National league, regular tournaments, multiple privately owned table tennis academies, national rankings for adults, juniors and seniors – Malta offers a table tennis infrastructure like you wouldn’t expect from such a small island state between Sicily and Tunisia. On a surface of the size of Munich, spread over two main islands, live about 500,000 people – and 400 of them actively play table tennis. The Maltese national organisation that promotes this sport was founded in 1953 and is known as the Malta Table Tennis Association (MTTA).
Table tennis in Malta developed positively in recent years. Before Malta became an independent country in 1964, it was under British rule, and table tennis was introduced as a leisure sport. This changed over the years. The association set up a national league format in which over 40 teams battle for relegation and promotion between October and May every year. League matches and tournaments are played under professional conditions in Tal-Qroqq Sports Complex in Msida, close to the capital Valletta.
Valletta is also home to the popular HiTT Malta Table Tennis Academy. Mario Genovese founded this table tennis school on synthetic flooring and with 10 tables in 2012. Now HiTT Academy has 2 other centres, one with 10 tables in Pembroke and another with 6 tables in the centre of Malta in Birkirkara. Since then, many of the most successful teams and biggest talents of the island have originated from HiTT Academy. Their coach has nevertheless been until today unreachable in his success: Genovese, by now in his end 50s, is the most successful and well-known player in the history Maltese table tennis. In the 80s, he practiced in Japan and China and played as a pro for clubs in Great Britain, Norway, Sweden and Denmark with the likes of BTK Roskilde.
Malta presents itself on a regular basis on the big stage: the Malta Table Tennis Association sends their best players to both big tournaments like World and European Championships and smaller table tennis events where it has more chances to obtain favourable results. In the Small Nation Games, a multi-disciplinary competition for nine small European countries, Malta’s players have the potential to reach the front rankings. Malta is a big one among the small ones. Furthermore, the MTTA has been working closely with the Italian federation, providing opportunities for Maltese players to play in the Italian table tennis league. Already its unique location between the continents makes Malta significant on the international table tennis map: in the middle of the Mediterranean, Europe on one side and Africa on the other side.
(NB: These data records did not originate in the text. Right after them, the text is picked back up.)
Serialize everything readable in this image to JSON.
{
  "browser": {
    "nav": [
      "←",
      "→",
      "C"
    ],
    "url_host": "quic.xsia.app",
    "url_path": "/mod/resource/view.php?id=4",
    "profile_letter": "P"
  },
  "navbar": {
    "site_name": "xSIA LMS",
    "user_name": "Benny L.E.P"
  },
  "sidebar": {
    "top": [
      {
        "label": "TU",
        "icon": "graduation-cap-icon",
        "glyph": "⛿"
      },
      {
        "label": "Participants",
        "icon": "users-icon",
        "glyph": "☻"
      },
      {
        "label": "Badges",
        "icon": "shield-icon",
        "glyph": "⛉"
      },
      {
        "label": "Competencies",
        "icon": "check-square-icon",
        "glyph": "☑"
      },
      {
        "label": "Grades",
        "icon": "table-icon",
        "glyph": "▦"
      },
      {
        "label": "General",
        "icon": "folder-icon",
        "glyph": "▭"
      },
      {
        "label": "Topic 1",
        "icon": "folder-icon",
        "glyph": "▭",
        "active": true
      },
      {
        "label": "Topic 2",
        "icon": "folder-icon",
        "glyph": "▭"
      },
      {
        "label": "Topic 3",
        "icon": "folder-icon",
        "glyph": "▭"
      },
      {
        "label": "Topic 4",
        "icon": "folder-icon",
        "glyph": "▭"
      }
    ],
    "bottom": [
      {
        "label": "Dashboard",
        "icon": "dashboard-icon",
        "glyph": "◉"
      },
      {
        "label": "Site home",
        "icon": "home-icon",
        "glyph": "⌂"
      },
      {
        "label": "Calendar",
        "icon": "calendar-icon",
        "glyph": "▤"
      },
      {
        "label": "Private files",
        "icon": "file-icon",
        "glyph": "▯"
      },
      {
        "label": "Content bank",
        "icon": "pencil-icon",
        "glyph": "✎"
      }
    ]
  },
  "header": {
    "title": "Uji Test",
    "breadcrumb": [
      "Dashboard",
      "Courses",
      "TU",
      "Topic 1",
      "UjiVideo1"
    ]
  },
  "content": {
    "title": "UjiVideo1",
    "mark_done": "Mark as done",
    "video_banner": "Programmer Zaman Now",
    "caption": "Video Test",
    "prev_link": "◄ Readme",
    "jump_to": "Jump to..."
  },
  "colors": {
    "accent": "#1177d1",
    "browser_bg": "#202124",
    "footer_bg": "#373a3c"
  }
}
This article was originally published on the prominent German Table Tennis Association’s magazine Tischtennis, available from the DTTB website: https://www.tischtennis.de/. Thanks to Ms Amke Fischer for providing the English translation.